The ubiquitous gold-headed damsel/tadpole is a great early season fly when used on any line from a floater to a DI –7. We have found in recent years that a hot-headed version using a 4 mm enamelled bead often makes a better alternative and has the additional benefit of allowing you to colour-code your flies, e.g. chartreuse for damsels, fluoro green for the black tadpole and fluoro orange for sunburst tadpoles, etc. The problem is that these enamelled beads are: a) expensive, b) not always readily available, and c) the enamel has an annoying tendency to chip after a few casts, leaving the unpainted bead shining through.
In the past, I have tried on several occasions to make my own hot-heads, without ever being 100% successful. Recently, however, with the availability of coloured acrylic-based compounds, such as Loon Hard Head, I have revisited this problem and found that with a little bit of effort and care the task is now quite easy. I have outlined the various steps needed to do this in the diagrams below.
You need a supply of gold or plain coloured beads (a 4 mm bead is perfect for a size 10 Kamasan B175 hook) For the fly in the article, I have used one of his plain green 4 mm beads. The first step is to give the bead an undercoat of white matt enamel, Tippex, or, best of all, white model-making spray paint. If you suspend the bead on a bit of nylon, it can be sprayed in a few seconds. The white undercoat optimises the intensity of the coloured acrylic, although the beads can be coated directly if you are happy with a more subdued effect.
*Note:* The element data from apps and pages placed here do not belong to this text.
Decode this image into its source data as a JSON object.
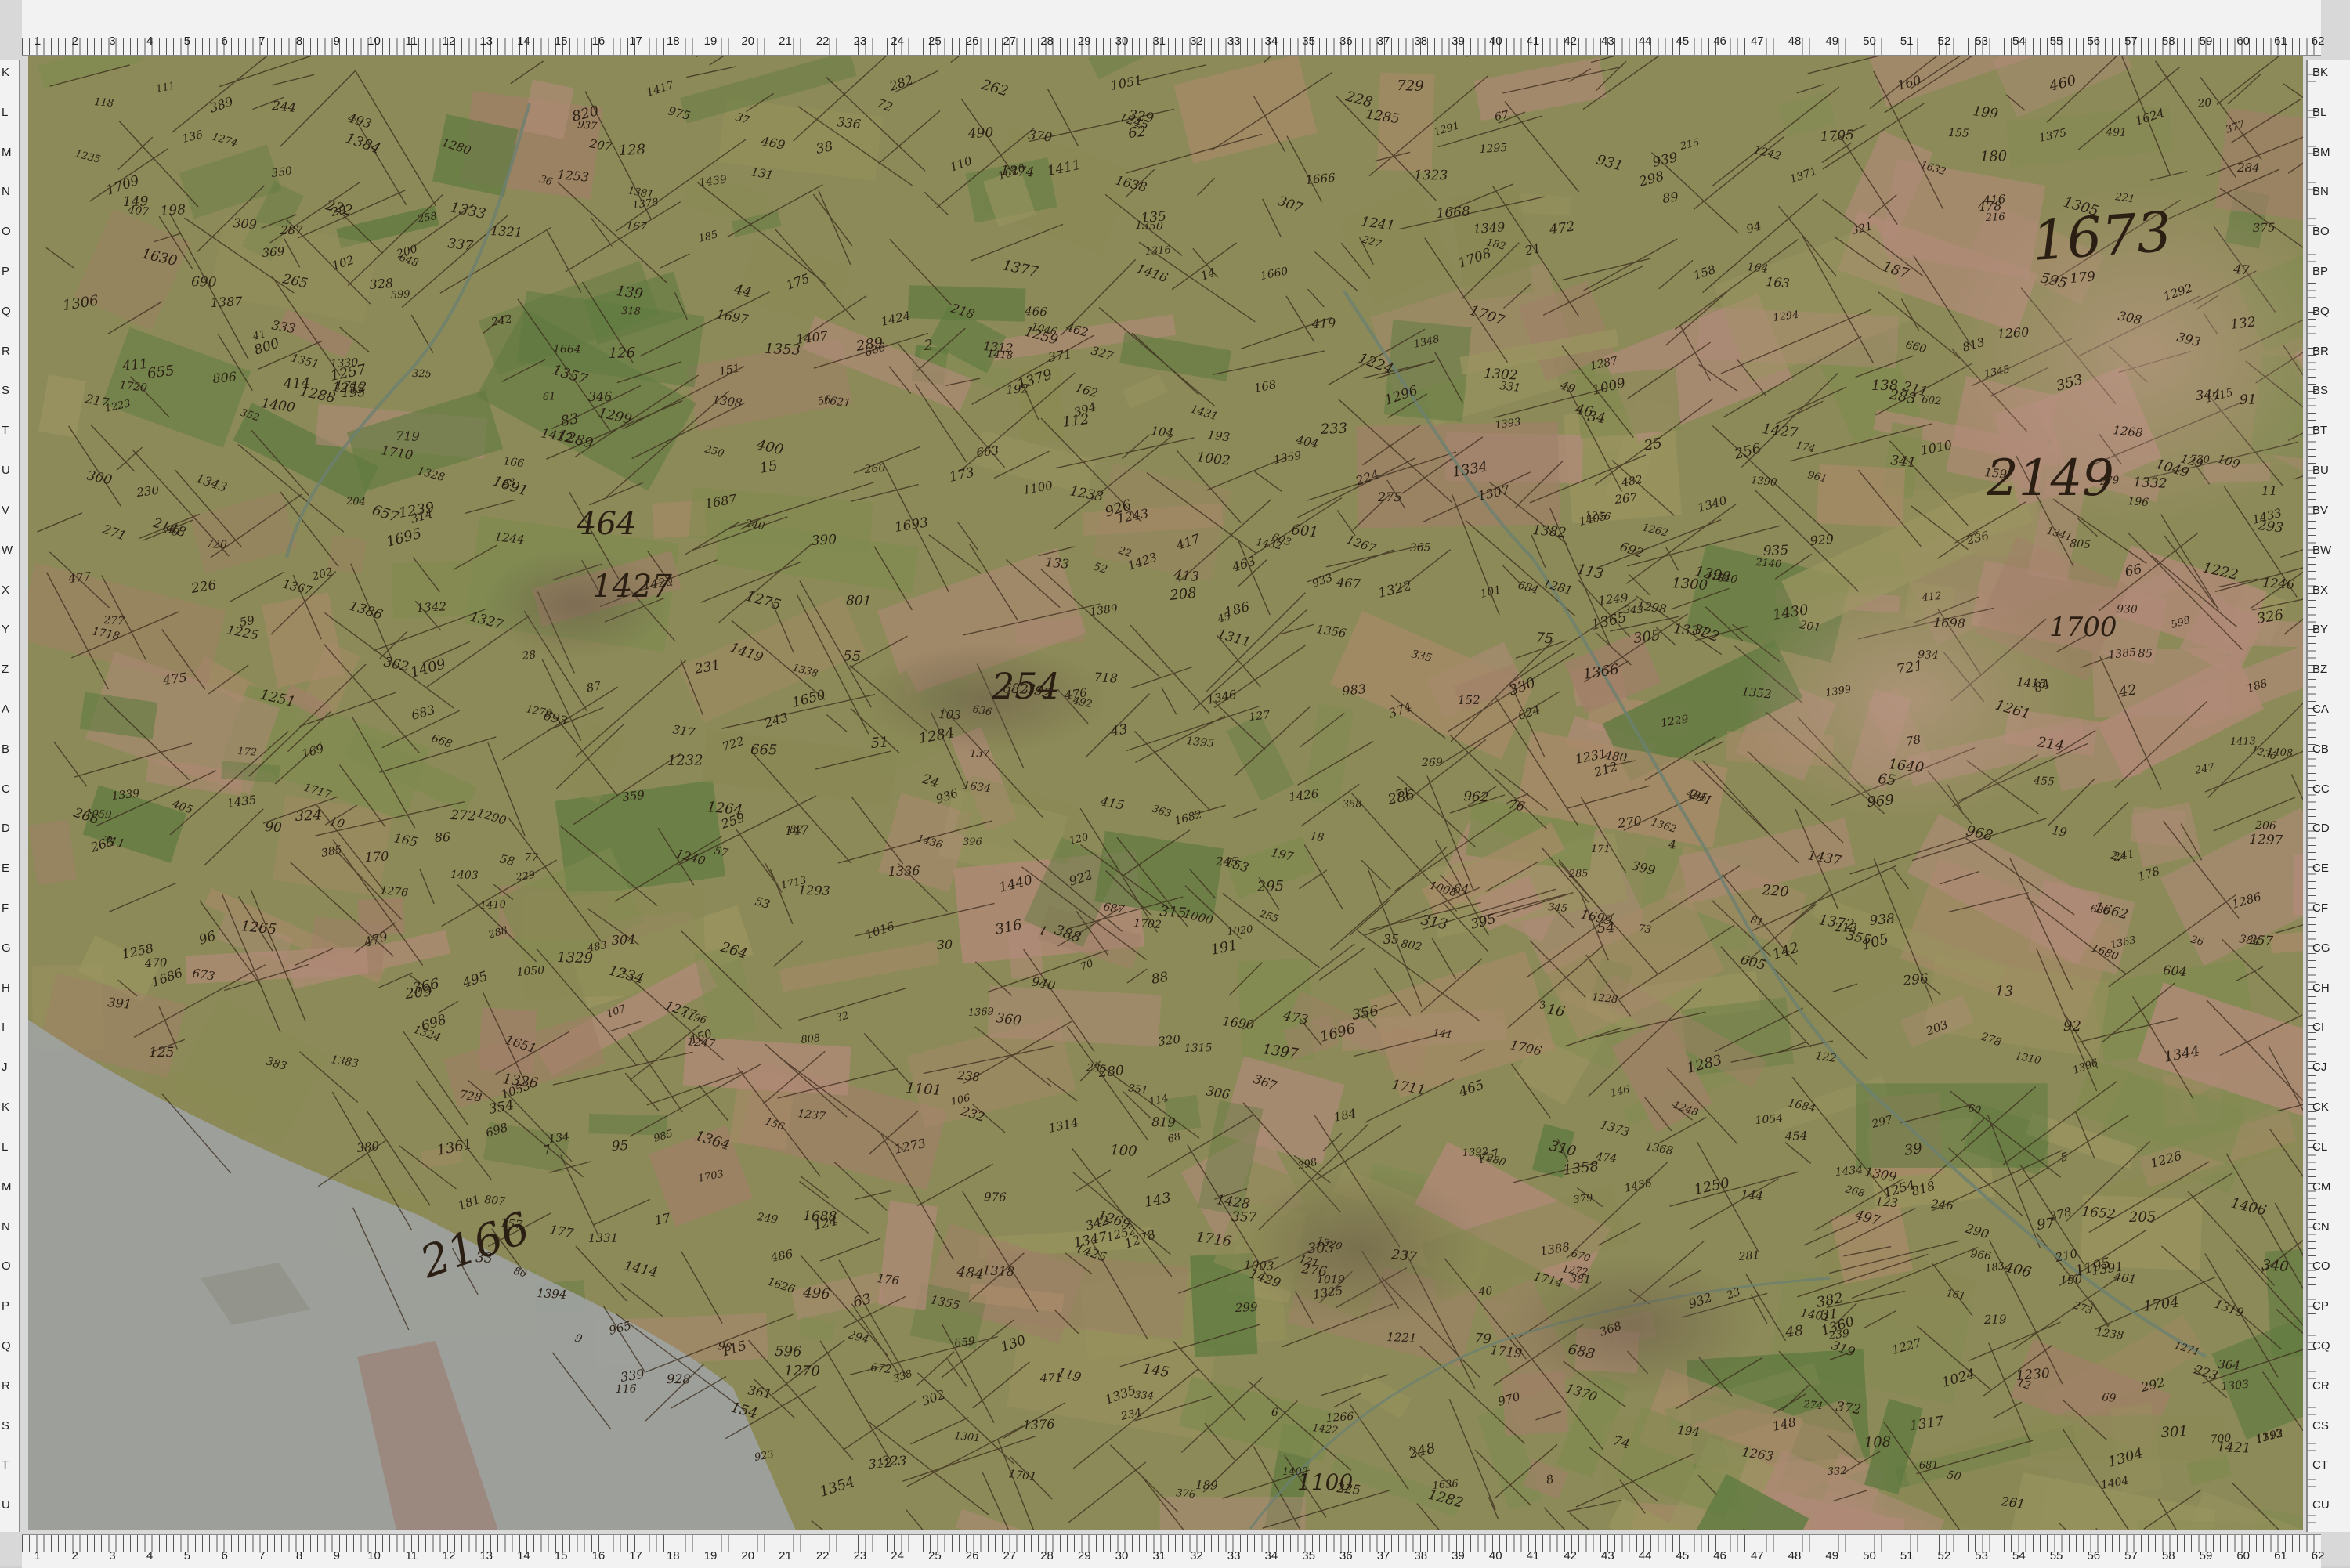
{
  "ruler": {
    "columns": [
      "1",
      "2",
      "3",
      "4",
      "5",
      "6",
      "7",
      "8",
      "9",
      "10",
      "11",
      "12",
      "13",
      "14",
      "15",
      "16",
      "17",
      "18",
      "19",
      "20",
      "21",
      "22",
      "23",
      "24",
      "25",
      "26",
      "27",
      "28",
      "29",
      "30",
      "31",
      "32",
      "33",
      "34",
      "35",
      "36",
      "37",
      "38",
      "39",
      "40",
      "41",
      "42",
      "43",
      "44",
      "45",
      "46",
      "47",
      "48",
      "49",
      "50",
      "51",
      "52",
      "53",
      "54",
      "55",
      "56",
      "57",
      "58",
      "59",
      "60",
      "61",
      "62"
    ],
    "rows_left": [
      "K",
      "L",
      "M",
      "N",
      "O",
      "P",
      "Q",
      "R",
      "S",
      "T",
      "U",
      "V",
      "W",
      "X",
      "Y",
      "Z",
      "A",
      "B",
      "C",
      "D",
      "E",
      "F",
      "G",
      "H",
      "I",
      "J",
      "K",
      "L",
      "M",
      "N",
      "O",
      "P",
      "Q",
      "R",
      "S",
      "T",
      "U"
    ],
    "rows_right": [
      "BK",
      "BL",
      "BM",
      "BN",
      "BO",
      "BP",
      "BQ",
      "BR",
      "BS",
      "BT",
      "BU",
      "BV",
      "BW",
      "BX",
      "BY",
      "BZ",
      "CA",
      "CB",
      "CC",
      "CD",
      "CE",
      "CF",
      "CG",
      "CH",
      "CI",
      "CJ",
      "CK",
      "CL",
      "CM",
      "CN",
      "CO",
      "CP",
      "CQ",
      "CR",
      "CS",
      "CT",
      "CU"
    ]
  },
  "map": {
    "colors": {
      "meadow": "#8a8a55",
      "field": "#a88a6a",
      "pink": "#b08a78",
      "water": "#9ea2a0",
      "ink": "#3a2a1c",
      "forest": "#5f7a40"
    },
    "large_labels": [
      "1673",
      "2149",
      "2166",
      "1700",
      "254",
      "1427",
      "464",
      "1100"
    ],
    "parcels": [
      "687",
      "681",
      "684",
      "682",
      "683",
      "692",
      "698",
      "800",
      "801",
      "802",
      "805",
      "806",
      "807",
      "808",
      "813",
      "818",
      "819",
      "820",
      "698",
      "686",
      "624",
      "700",
      "693",
      "690",
      "688",
      "668",
      "666",
      "663",
      "665",
      "670",
      "660",
      "659",
      "657",
      "655",
      "636",
      "648",
      "672",
      "673",
      "718",
      "719",
      "720",
      "721",
      "722",
      "728",
      "729",
      "730",
      "601",
      "602",
      "603",
      "596",
      "598",
      "599",
      "604",
      "605",
      "595",
      "497",
      "496",
      "495",
      "493",
      "492",
      "491",
      "490",
      "476",
      "480",
      "482",
      "483",
      "484",
      "486",
      "485",
      "413",
      "414",
      "415",
      "416",
      "417",
      "418",
      "419",
      "411",
      "412",
      "406",
      "407",
      "405",
      "404",
      "454",
      "455",
      "460",
      "461",
      "462",
      "463",
      "465",
      "466",
      "467",
      "469",
      "470",
      "471",
      "472",
      "473",
      "474",
      "475",
      "477",
      "478",
      "479",
      "399",
      "398",
      "400",
      "396",
      "395",
      "394",
      "393",
      "392",
      "391",
      "390",
      "388",
      "389",
      "385",
      "384",
      "383",
      "382",
      "381",
      "380",
      "379",
      "378",
      "377",
      "376",
      "375",
      "374",
      "372",
      "371",
      "370",
      "369",
      "368",
      "367",
      "366",
      "365",
      "364",
      "363",
      "362",
      "361",
      "360",
      "359",
      "358",
      "357",
      "356",
      "355",
      "354",
      "353",
      "352",
      "351",
      "350",
      "346",
      "345",
      "344",
      "343",
      "342",
      "341",
      "340",
      "339",
      "338",
      "337",
      "336",
      "335",
      "334",
      "333",
      "332",
      "331",
      "330",
      "329",
      "328",
      "327",
      "326",
      "325",
      "324",
      "323",
      "322",
      "321",
      "320",
      "319",
      "318",
      "317",
      "316",
      "315",
      "314",
      "313",
      "312",
      "311",
      "310",
      "309",
      "308",
      "307",
      "306",
      "305",
      "304",
      "303",
      "302",
      "301",
      "300",
      "299",
      "298",
      "297",
      "296",
      "295",
      "294",
      "293",
      "292",
      "291",
      "290",
      "289",
      "288",
      "287",
      "286",
      "285",
      "284",
      "283",
      "282",
      "281",
      "280",
      "279",
      "278",
      "277",
      "276",
      "275",
      "274",
      "273",
      "272",
      "271",
      "270",
      "269",
      "268",
      "267",
      "266",
      "265",
      "264",
      "263",
      "262",
      "261",
      "260",
      "259",
      "258",
      "257",
      "256",
      "255",
      "250",
      "249",
      "248",
      "247",
      "246",
      "245",
      "244",
      "243",
      "242",
      "241",
      "240",
      "239",
      "238",
      "237",
      "236",
      "235",
      "234",
      "233",
      "232",
      "231",
      "230",
      "229",
      "228",
      "227",
      "226",
      "225",
      "224",
      "223",
      "222",
      "221",
      "220",
      "219",
      "218",
      "217",
      "216",
      "215",
      "214",
      "213",
      "212",
      "211",
      "210",
      "209",
      "208",
      "207",
      "206",
      "205",
      "204",
      "203",
      "202",
      "201",
      "200",
      "199",
      "198",
      "197",
      "196",
      "195",
      "194",
      "193",
      "192",
      "191",
      "190",
      "189",
      "188",
      "187",
      "186",
      "185",
      "184",
      "183",
      "182",
      "181",
      "180",
      "179",
      "178",
      "177",
      "176",
      "175",
      "174",
      "173",
      "172",
      "171",
      "170",
      "169",
      "168",
      "167",
      "166",
      "165",
      "164",
      "163",
      "162",
      "161",
      "160",
      "159",
      "158",
      "157",
      "156",
      "155",
      "154",
      "153",
      "152",
      "151",
      "150",
      "149",
      "148",
      "147",
      "146",
      "145",
      "144",
      "143",
      "142",
      "141",
      "140",
      "139",
      "138",
      "137",
      "136",
      "135",
      "134",
      "133",
      "132",
      "131",
      "130",
      "129",
      "128",
      "127",
      "126",
      "125",
      "124",
      "123",
      "122",
      "121",
      "120",
      "119",
      "118",
      "117",
      "116",
      "115",
      "114",
      "113",
      "112",
      "111",
      "110",
      "109",
      "108",
      "107",
      "106",
      "105",
      "104",
      "103",
      "102",
      "101",
      "100",
      "99",
      "98",
      "97",
      "96",
      "95",
      "94",
      "93",
      "92",
      "91",
      "90",
      "89",
      "88",
      "87",
      "86",
      "85",
      "84",
      "83",
      "82",
      "81",
      "80",
      "79",
      "78",
      "77",
      "76",
      "75",
      "74",
      "73",
      "72",
      "71",
      "70",
      "69",
      "68",
      "67",
      "66",
      "65",
      "64",
      "63",
      "62",
      "61",
      "60",
      "59",
      "58",
      "57",
      "56",
      "55",
      "54",
      "53",
      "52",
      "51",
      "50",
      "49",
      "48",
      "47",
      "46",
      "45",
      "44",
      "43",
      "42",
      "41",
      "40",
      "39",
      "38",
      "37",
      "36",
      "35",
      "34",
      "33",
      "32",
      "31",
      "30",
      "29",
      "28",
      "27",
      "26",
      "25",
      "24",
      "23",
      "22",
      "21",
      "20",
      "19",
      "18",
      "17",
      "16",
      "15",
      "14",
      "13",
      "12",
      "11",
      "10",
      "9",
      "8",
      "7",
      "6",
      "5",
      "4",
      "3",
      "2",
      "1",
      "1339",
      "1283",
      "1332",
      "1311",
      "1277",
      "1282",
      "1294",
      "1293",
      "1301",
      "1302",
      "1288",
      "1289",
      "1290",
      "1291",
      "1292",
      "1295",
      "1296",
      "1297",
      "1298",
      "1299",
      "1300",
      "1303",
      "1304",
      "1305",
      "1306",
      "1307",
      "1308",
      "1309",
      "1310",
      "1312",
      "1313",
      "1314",
      "1315",
      "1316",
      "1317",
      "1318",
      "1319",
      "1320",
      "1321",
      "1322",
      "1323",
      "1324",
      "1325",
      "1326",
      "1327",
      "1328",
      "1329",
      "1330",
      "1331",
      "1333",
      "1334",
      "1335",
      "1336",
      "1337",
      "1338",
      "1340",
      "1341",
      "1342",
      "1343",
      "1344",
      "1345",
      "1346",
      "1347",
      "1348",
      "1349",
      "1350",
      "1351",
      "1352",
      "1353",
      "1354",
      "1355",
      "1356",
      "1357",
      "1358",
      "1359",
      "1360",
      "1361",
      "1362",
      "1363",
      "1364",
      "1365",
      "1366",
      "1367",
      "1368",
      "1369",
      "1370",
      "1371",
      "1372",
      "1373",
      "1374",
      "1375",
      "1376",
      "1377",
      "1378",
      "1379",
      "1380",
      "1381",
      "1382",
      "1383",
      "1384",
      "1385",
      "1386",
      "1387",
      "1388",
      "1389",
      "1390",
      "1391",
      "1392",
      "1393",
      "1394",
      "1395",
      "1396",
      "1397",
      "1398",
      "1399",
      "1400",
      "1401",
      "1402",
      "1403",
      "1404",
      "1405",
      "1406",
      "1407",
      "1408",
      "1409",
      "1410",
      "1411",
      "1412",
      "1413",
      "1414",
      "1415",
      "1416",
      "1417",
      "1418",
      "1419",
      "1420",
      "1421",
      "1422",
      "1423",
      "1424",
      "1425",
      "1426",
      "1427",
      "1428",
      "1429",
      "1430",
      "1431",
      "1432",
      "1433",
      "1434",
      "1435",
      "1436",
      "1437",
      "1438",
      "1439",
      "1440",
      "1620",
      "1621",
      "1624",
      "1626",
      "1630",
      "1632",
      "1634",
      "1636",
      "1638",
      "1640",
      "1650",
      "1651",
      "1652",
      "1660",
      "1662",
      "1664",
      "1666",
      "1668",
      "1680",
      "1682",
      "1684",
      "1686",
      "1687",
      "1688",
      "1690",
      "1691",
      "1693",
      "1695",
      "1696",
      "1697",
      "1698",
      "1699",
      "1701",
      "1702",
      "1703",
      "1704",
      "1705",
      "1706",
      "1707",
      "1708",
      "1709",
      "1710",
      "1711",
      "1712",
      "1713",
      "1714",
      "1715",
      "1716",
      "1717",
      "1718",
      "1719",
      "1720",
      "1221",
      "1222",
      "1223",
      "1224",
      "1225",
      "1226",
      "1227",
      "1228",
      "1229",
      "1230",
      "1231",
      "1232",
      "1233",
      "1234",
      "1235",
      "1236",
      "1237",
      "1238",
      "1239",
      "1240",
      "1241",
      "1242",
      "1243",
      "1244",
      "1245",
      "1246",
      "1247",
      "1248",
      "1249",
      "1250",
      "1251",
      "1252",
      "1253",
      "1254",
      "1255",
      "1256",
      "1257",
      "1258",
      "1259",
      "1260",
      "1261",
      "1262",
      "1263",
      "1264",
      "1265",
      "1266",
      "1267",
      "1268",
      "1269",
      "1270",
      "1271",
      "1272",
      "1273",
      "1274",
      "1275",
      "1276",
      "1278",
      "1279",
      "1280",
      "1281",
      "1284",
      "1285",
      "1286",
      "1287",
      "1196",
      "1195",
      "1192",
      "1003",
      "1008",
      "1009",
      "1010",
      "1016",
      "1019",
      "1020",
      "1024",
      "1046",
      "1049",
      "1050",
      "1051",
      "1053",
      "1054",
      "1059",
      "962",
      "961",
      "965",
      "966",
      "968",
      "969",
      "970",
      "975",
      "976",
      "983",
      "985",
      "922",
      "923",
      "926",
      "928",
      "929",
      "930",
      "931",
      "932",
      "933",
      "934",
      "935",
      "936",
      "937",
      "938",
      "939",
      "940",
      "1101",
      "1002",
      "1000",
      "1100",
      "2140",
      "2148"
    ]
  }
}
Next, slip the enamelled bead onto the hook and up to the eye. Wind on about 10 turns of fine lead wire and push these up into the recess at the back of the bead. This helps secure and centre the bead and adds a little extra weight, which will assist in working-in the marabou tail. A drop of superglue helps keep everything secure.
Coat the bead with an even covering of Hardhead. I find that the brush that comes supplied with the hardhead is too coarse and it is much better to apply the acrylic with the tip of a dubbing needle. Leave it to dry for a few hours and apply a second coat, if required.
If you use an undercoat of white paint, one coat is usually sufficient. I find it easier to prepare a half a dozen of these at a time.
Tie the fly!
Loon Hard Head is available in Yellow (Chartreuse), orange, red and black. I am sure that coloured Sally Hansen nail varnish would give a similar effect.
Thanks to Alan from FLIESONLINE for permission to use this article